Public opinion specialist Global Strategy Group (GSG), which surveyed 800 voters in so-called 'battleground' states across the US, said 95% of Democrats, 83% of Republicans and 86% of Independents back an extension, with candidates supporting that position in line for big benefits in voting intentions.

GSG said of the figures: "These are remarkable results, not only to see such overwhelming cross-partisan consensus at such a polarised time, but to see how many voters would shift their vote based on the issue."

The major incentive mechanisms underpinning the growth of wind and solar, the production tax credit (PTC) and investment tax credit (ITC) are both currently in phase-down mode – in the case of wind spurring a major installation dash.

Moves to give them a new lease of life began in Congress last month when a clean energy tax package was unveiled that seeks a five-year renewal, while also enabling energy storage to qualify.

The incentive issue has sometimes proved a tricky one for US renewables, with some sections of the industry swinging between backing rolling extensions of support, and a desire to be seen as an industry able to compete on its own terms without the need for tax subsidies – which can also complicate project financing arrangements.

But there was unanimous joy at the claim of public backing, which industry figures said showed the strong position of renewables among voters over investment, jobs and fighting climate change – despite the high-profile scepticism of President Donald Trump.

The poll was released on the day French cable group Nexans announced it will build a factory in South Carolina to meet demand in the US offshore wind sector, helping the emerging industry’s case as a bringer of industrial benefits.

Gregory Wetstone, CEO of the American Council on Renewable Energy (ACORE), said: "Over 80% of Americans from across the political spectrum back clean energy tax incentives, and will support politicians who do the same.
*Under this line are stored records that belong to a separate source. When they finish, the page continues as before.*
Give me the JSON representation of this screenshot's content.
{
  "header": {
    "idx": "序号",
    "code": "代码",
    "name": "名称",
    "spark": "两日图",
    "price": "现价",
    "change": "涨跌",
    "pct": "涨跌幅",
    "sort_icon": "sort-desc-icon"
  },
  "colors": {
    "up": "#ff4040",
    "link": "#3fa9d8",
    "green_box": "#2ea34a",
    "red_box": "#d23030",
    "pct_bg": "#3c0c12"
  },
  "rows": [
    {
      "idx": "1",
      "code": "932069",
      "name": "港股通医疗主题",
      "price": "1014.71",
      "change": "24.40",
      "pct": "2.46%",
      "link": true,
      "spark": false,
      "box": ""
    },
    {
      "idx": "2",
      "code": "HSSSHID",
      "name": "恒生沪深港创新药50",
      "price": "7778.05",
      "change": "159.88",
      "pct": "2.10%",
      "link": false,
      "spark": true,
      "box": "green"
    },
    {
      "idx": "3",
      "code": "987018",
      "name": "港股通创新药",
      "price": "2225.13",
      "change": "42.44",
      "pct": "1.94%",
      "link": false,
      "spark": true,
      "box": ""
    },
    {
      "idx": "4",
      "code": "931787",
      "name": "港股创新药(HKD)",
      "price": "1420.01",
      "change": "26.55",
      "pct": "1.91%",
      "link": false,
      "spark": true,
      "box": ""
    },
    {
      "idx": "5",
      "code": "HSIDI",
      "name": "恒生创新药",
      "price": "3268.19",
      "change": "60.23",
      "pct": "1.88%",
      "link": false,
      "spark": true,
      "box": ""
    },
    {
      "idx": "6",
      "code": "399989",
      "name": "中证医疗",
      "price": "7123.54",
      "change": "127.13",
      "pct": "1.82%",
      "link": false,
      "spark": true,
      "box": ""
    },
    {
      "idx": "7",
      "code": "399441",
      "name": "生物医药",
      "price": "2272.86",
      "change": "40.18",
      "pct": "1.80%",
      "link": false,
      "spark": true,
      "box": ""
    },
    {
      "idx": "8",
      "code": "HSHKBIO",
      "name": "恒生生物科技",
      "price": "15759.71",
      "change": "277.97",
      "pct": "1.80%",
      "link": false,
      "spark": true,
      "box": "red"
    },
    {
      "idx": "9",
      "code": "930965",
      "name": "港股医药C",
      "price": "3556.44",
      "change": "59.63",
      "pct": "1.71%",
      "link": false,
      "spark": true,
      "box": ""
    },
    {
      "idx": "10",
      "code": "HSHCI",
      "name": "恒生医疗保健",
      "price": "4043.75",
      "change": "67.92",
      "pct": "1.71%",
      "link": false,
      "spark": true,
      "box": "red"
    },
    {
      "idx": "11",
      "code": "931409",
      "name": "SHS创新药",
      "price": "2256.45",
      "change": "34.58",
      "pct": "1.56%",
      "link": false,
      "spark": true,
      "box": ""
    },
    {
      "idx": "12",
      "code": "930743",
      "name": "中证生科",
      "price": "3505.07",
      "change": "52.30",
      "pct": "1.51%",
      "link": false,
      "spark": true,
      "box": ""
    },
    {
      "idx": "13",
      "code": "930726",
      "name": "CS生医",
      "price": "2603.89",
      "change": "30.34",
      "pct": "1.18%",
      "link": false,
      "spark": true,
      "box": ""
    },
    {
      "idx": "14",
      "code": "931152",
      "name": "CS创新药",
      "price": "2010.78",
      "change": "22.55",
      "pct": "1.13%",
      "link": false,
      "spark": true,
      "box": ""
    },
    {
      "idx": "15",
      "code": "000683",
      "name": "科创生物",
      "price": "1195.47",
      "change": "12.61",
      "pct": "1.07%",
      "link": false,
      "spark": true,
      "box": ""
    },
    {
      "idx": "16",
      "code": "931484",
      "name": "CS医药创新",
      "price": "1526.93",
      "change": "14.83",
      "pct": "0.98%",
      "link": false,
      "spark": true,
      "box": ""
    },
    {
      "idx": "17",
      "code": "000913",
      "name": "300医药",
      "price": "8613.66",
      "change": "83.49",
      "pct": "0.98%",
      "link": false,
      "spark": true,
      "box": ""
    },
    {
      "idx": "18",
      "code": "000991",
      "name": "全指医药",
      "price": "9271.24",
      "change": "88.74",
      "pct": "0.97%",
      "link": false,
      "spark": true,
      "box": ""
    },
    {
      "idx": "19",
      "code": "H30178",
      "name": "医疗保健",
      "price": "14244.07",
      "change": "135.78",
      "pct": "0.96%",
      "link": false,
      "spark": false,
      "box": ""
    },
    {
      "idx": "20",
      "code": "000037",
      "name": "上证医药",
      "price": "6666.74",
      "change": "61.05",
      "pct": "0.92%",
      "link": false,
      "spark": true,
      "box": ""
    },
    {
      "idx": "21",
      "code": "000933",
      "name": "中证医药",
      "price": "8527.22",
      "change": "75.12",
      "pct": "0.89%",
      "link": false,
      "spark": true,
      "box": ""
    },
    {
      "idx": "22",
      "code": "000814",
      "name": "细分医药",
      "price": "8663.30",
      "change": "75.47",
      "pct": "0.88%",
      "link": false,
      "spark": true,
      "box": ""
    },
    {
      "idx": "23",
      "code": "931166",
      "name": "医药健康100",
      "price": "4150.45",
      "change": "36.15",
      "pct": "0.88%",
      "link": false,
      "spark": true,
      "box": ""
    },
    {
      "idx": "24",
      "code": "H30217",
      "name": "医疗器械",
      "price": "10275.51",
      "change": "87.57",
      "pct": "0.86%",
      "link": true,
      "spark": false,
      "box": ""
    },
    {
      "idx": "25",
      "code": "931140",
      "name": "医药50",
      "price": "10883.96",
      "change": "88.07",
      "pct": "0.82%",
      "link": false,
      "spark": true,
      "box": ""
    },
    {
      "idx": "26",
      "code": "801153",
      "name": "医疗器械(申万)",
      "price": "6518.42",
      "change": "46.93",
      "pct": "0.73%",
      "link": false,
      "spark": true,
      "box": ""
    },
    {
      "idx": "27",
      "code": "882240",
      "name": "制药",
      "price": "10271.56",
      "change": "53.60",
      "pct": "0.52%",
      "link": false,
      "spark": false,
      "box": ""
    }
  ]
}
It's another good reason for Congress to include clean energy tax incentives in any must-pass legislation this year."

Aaron Severn, senior director, federal affairs, at the American Wind Energy Association (AWEA), added: "We hope members of Congress will heed their constituents' call to action and extend tax credits for onshore and offshore wind, putting the industry a step closer to tax policy parity with other energy sources as it helps champion efforts to alleviate climate change."